=== Begin Enclosure ===

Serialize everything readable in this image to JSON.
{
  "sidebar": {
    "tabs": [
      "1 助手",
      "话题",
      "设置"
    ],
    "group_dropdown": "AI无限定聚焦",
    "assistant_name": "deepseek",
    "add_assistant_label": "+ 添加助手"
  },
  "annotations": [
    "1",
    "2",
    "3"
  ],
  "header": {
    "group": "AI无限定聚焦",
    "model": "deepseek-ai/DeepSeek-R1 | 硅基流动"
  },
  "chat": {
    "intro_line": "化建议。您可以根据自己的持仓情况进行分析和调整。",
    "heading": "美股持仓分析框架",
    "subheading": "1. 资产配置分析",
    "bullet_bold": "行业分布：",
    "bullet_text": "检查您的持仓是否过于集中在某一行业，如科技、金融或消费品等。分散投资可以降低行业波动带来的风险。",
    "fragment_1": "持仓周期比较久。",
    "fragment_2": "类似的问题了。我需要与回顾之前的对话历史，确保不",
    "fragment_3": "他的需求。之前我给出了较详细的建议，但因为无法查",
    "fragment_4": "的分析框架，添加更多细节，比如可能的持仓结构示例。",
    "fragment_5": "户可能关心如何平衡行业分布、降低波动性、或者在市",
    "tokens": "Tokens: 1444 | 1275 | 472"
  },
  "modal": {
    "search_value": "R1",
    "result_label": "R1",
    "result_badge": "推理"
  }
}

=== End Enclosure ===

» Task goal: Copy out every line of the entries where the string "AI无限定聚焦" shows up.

» Exercise result:
    "group_dropdown": "AI无限定聚焦",
    "group": "AI无限定聚焦",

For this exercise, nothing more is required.